» TASK BRIEF: All of the entries need to be copied character for character.

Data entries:
□ □ □ □ □ □ □
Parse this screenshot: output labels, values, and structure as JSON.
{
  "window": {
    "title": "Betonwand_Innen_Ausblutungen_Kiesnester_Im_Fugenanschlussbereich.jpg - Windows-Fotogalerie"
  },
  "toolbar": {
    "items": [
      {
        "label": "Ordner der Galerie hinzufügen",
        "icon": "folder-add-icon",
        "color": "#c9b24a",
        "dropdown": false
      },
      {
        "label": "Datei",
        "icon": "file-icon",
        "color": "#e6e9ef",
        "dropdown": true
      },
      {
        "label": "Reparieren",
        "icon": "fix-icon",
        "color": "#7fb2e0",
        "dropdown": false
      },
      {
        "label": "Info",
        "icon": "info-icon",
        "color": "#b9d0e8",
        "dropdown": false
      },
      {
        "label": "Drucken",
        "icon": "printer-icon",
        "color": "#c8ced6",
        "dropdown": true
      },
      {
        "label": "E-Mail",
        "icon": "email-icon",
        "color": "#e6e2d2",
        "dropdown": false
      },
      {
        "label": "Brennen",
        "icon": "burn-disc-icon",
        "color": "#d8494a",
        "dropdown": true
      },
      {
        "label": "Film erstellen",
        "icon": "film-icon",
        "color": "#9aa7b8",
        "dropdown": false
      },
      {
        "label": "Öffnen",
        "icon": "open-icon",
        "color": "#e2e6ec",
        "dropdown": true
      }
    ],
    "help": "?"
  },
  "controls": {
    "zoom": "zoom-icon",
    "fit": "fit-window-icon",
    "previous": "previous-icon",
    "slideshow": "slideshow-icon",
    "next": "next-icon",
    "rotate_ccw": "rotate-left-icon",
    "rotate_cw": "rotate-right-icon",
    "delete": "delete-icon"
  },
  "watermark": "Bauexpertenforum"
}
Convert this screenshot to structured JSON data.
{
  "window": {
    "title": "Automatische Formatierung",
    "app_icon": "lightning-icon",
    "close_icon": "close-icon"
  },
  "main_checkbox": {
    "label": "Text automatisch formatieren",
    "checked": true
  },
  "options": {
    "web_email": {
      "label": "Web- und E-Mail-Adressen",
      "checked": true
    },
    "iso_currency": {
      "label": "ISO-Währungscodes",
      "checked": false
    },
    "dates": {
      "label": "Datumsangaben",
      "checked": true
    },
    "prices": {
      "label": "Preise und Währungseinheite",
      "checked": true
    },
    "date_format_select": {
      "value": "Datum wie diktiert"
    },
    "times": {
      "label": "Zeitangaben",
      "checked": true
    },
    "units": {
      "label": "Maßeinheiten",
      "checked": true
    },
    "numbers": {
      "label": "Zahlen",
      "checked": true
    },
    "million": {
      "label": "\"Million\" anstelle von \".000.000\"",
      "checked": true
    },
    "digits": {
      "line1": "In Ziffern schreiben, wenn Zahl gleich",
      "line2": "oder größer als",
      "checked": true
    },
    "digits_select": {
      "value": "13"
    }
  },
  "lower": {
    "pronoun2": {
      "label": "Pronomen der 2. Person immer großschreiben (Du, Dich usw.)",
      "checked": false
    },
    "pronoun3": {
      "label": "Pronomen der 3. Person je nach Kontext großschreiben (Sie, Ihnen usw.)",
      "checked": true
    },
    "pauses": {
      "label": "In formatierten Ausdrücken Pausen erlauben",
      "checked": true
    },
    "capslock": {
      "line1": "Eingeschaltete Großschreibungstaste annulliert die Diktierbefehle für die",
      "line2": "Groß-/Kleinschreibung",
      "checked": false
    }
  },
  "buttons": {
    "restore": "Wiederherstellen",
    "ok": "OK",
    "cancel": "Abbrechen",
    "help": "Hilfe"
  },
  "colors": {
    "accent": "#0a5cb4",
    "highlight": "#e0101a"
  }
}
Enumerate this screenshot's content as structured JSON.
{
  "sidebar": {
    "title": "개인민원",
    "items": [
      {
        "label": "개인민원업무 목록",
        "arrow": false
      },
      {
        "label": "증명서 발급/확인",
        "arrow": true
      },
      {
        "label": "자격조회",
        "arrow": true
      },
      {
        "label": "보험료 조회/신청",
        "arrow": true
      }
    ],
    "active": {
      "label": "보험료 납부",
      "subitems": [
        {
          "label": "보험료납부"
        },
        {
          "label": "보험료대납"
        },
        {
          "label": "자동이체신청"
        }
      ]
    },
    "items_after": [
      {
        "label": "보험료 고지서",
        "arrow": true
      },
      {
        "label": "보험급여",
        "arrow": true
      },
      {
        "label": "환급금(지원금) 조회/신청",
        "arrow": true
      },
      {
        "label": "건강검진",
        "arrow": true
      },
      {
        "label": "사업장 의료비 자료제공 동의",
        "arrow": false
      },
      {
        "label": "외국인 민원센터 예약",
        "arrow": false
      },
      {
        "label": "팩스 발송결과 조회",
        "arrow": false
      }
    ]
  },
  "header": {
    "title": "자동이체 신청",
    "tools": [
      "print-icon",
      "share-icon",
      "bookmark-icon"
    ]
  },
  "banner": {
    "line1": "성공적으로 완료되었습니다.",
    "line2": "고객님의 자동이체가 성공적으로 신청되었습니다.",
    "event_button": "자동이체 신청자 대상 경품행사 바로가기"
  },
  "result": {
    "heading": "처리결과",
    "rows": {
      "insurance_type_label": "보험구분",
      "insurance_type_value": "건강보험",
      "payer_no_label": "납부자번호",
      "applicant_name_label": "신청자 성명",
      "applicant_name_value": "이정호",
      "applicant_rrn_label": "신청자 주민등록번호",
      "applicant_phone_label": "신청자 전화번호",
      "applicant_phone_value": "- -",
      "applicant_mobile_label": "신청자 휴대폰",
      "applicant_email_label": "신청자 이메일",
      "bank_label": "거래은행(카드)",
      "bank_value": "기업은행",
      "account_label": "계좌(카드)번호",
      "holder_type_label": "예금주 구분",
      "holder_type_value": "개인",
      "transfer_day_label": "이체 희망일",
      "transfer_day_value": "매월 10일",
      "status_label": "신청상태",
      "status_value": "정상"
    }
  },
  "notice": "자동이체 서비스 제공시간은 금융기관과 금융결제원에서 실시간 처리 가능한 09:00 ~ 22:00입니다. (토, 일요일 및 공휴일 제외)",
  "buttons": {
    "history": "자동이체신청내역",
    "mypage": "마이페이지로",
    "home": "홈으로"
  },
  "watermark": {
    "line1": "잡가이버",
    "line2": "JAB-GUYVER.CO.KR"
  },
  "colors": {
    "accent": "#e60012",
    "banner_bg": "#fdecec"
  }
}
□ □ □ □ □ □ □
» RESULT FOR THIS EXERCISE:
Parse this screenshot: output labels, values, and structure as JSON.
{
  "window": {
    "title": "Betonwand_Innen_Ausblutungen_Kiesnester_Im_Fugenanschlussbereich.jpg - Windows-Fotogalerie"
  },
  "toolbar": {
    "items": [
      {
        "label": "Ordner der Galerie hinzufügen",
        "icon": "folder-add-icon",
        "color": "#c9b24a",
        "dropdown": false
      },
      {
        "label": "Datei",
        "icon": "file-icon",
        "color": "#e6e9ef",
        "dropdown": true
      },
      {
        "label": "Reparieren",
        "icon": "fix-icon",
        "color": "#7fb2e0",
        "dropdown": false
      },
      {
        "label": "Info",
        "icon": "info-icon",
        "color": "#b9d0e8",
        "dropdown": false
      },
      {
        "label": "Drucken",
        "icon": "printer-icon",
        "color": "#c8ced6",
        "dropdown": true
      },
      {
        "label": "E-Mail",
        "icon": "email-icon",
        "color": "#e6e2d2",
        "dropdown": false
      },
      {
        "label": "Brennen",
        "icon": "burn-disc-icon",
        "color": "#d8494a",
        "dropdown": true
      },
      {
        "label": "Film erstellen",
        "icon": "film-icon",
        "color": "#9aa7b8",
        "dropdown": false
      },
      {
        "label": "Öffnen",
        "icon": "open-icon",
        "color": "#e2e6ec",
        "dropdown": true
      }
    ],
    "help": "?"
  },
  "controls": {
    "zoom": "zoom-icon",
    "fit": "fit-window-icon",
    "previous": "previous-icon",
    "slideshow": "slideshow-icon",
    "next": "next-icon",
    "rotate_ccw": "rotate-left-icon",
    "rotate_cw": "rotate-right-icon",
    "delete": "delete-icon"
  },
  "watermark": "Bauexpertenforum"
}
Convert this screenshot to structured JSON data.
{
  "window": {
    "title": "Automatische Formatierung",
    "app_icon": "lightning-icon",
    "close_icon": "close-icon"
  },
  "main_checkbox": {
    "label": "Text automatisch formatieren",
    "checked": true
  },
  "options": {
    "web_email": {
      "label": "Web- und E-Mail-Adressen",
      "checked": true
    },
    "iso_currency": {
      "label": "ISO-Währungscodes",
      "checked": false
    },
    "dates": {
      "label": "Datumsangaben",
      "checked": true
    },
    "prices": {
      "label": "Preise und Währungseinheite",
      "checked": true
    },
    "date_format_select": {
      "value": "Datum wie diktiert"
    },
    "times": {
      "label": "Zeitangaben",
      "checked": true
    },
    "units": {
      "label": "Maßeinheiten",
      "checked": true
    },
    "numbers": {
      "label": "Zahlen",
      "checked": true
    },
    "million": {
      "label": "\"Million\" anstelle von \".000.000\"",
      "checked": true
    },
    "digits": {
      "line1": "In Ziffern schreiben, wenn Zahl gleich",
      "line2": "oder größer als",
      "checked": true
    },
    "digits_select": {
      "value": "13"
    }
  },
  "lower": {
    "pronoun2": {
      "label": "Pronomen der 2. Person immer großschreiben (Du, Dich usw.)",
      "checked": false
    },
    "pronoun3": {
      "label": "Pronomen der 3. Person je nach Kontext großschreiben (Sie, Ihnen usw.)",
      "checked": true
    },
    "pauses": {
      "label": "In formatierten Ausdrücken Pausen erlauben",
      "checked": true
    },
    "capslock": {
      "line1": "Eingeschaltete Großschreibungstaste annulliert die Diktierbefehle für die",
      "line2": "Groß-/Kleinschreibung",
      "checked": false
    }
  },
  "buttons": {
    "restore": "Wiederherstellen",
    "ok": "OK",
    "cancel": "Abbrechen",
    "help": "Hilfe"
  },
  "colors": {
    "accent": "#0a5cb4",
    "highlight": "#e0101a"
  }
}
Enumerate this screenshot's content as structured JSON.
{
  "sidebar": {
    "title": "개인민원",
    "items": [
      {
        "label": "개인민원업무 목록",
        "arrow": false
      },
      {
        "label": "증명서 발급/확인",
        "arrow": true
      },
      {
        "label": "자격조회",
        "arrow": true
      },
      {
        "label": "보험료 조회/신청",
        "arrow": true
      }
    ],
    "active": {
      "label": "보험료 납부",
      "subitems": [
        {
          "label": "보험료납부"
        },
        {
          "label": "보험료대납"
        },
        {
          "label": "자동이체신청"
        }
      ]
    },
    "items_after": [
      {
        "label": "보험료 고지서",
        "arrow": true
      },
      {
        "label": "보험급여",
        "arrow": true
      },
      {
        "label": "환급금(지원금) 조회/신청",
        "arrow": true
      },
      {
        "label": "건강검진",
        "arrow": true
      },
      {
        "label": "사업장 의료비 자료제공 동의",
        "arrow": false
      },
      {
        "label": "외국인 민원센터 예약",
        "arrow": false
      },
      {
        "label": "팩스 발송결과 조회",
        "arrow": false
      }
    ]
  },
  "header": {
    "title": "자동이체 신청",
    "tools": [
      "print-icon",
      "share-icon",
      "bookmark-icon"
    ]
  },
  "banner": {
    "line1": "성공적으로 완료되었습니다.",
    "line2": "고객님의 자동이체가 성공적으로 신청되었습니다.",
    "event_button": "자동이체 신청자 대상 경품행사 바로가기"
  },
  "result": {
    "heading": "처리결과",
    "rows": {
      "insurance_type_label": "보험구분",
      "insurance_type_value": "건강보험",
      "payer_no_label": "납부자번호",
      "applicant_name_label": "신청자 성명",
      "applicant_name_value": "이정호",
      "applicant_rrn_label": "신청자 주민등록번호",
      "applicant_phone_label": "신청자 전화번호",
      "applicant_phone_value": "- -",
      "applicant_mobile_label": "신청자 휴대폰",
      "applicant_email_label": "신청자 이메일",
      "bank_label": "거래은행(카드)",
      "bank_value": "기업은행",
      "account_label": "계좌(카드)번호",
      "holder_type_label": "예금주 구분",
      "holder_type_value": "개인",
      "transfer_day_label": "이체 희망일",
      "transfer_day_value": "매월 10일",
      "status_label": "신청상태",
      "status_value": "정상"
    }
  },
  "notice": "자동이체 서비스 제공시간은 금융기관과 금융결제원에서 실시간 처리 가능한 09:00 ~ 22:00입니다. (토, 일요일 및 공휴일 제외)",
  "buttons": {
    "history": "자동이체신청내역",
    "mypage": "마이페이지로",
    "home": "홈으로"
  },
  "watermark": {
    "line1": "잡가이버",
    "line2": "JAB-GUYVER.CO.KR"
  },
  "colors": {
    "accent": "#e60012",
    "banner_bg": "#fdecec"
  }
}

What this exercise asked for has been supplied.